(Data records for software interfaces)
------------------------------------
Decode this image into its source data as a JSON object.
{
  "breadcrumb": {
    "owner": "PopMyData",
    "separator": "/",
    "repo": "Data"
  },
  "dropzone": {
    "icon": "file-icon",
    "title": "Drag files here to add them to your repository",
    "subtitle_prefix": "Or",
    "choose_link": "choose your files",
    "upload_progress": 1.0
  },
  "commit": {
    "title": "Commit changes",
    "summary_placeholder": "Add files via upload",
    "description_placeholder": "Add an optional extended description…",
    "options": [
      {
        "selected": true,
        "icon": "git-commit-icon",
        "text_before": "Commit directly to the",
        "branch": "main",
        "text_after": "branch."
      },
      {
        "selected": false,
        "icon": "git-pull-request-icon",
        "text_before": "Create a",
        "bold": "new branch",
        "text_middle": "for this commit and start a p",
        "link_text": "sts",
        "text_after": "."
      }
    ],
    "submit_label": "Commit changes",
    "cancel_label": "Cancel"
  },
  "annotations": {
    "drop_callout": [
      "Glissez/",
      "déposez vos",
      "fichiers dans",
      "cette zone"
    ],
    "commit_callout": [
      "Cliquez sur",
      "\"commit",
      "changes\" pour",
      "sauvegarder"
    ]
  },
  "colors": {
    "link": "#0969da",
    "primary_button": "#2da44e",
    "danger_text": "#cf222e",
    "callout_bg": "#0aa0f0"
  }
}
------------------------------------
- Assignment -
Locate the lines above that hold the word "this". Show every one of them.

- Solved problem -
Decode this image into its source data as a JSON object.
        "text_middle": "for this commit and start a p",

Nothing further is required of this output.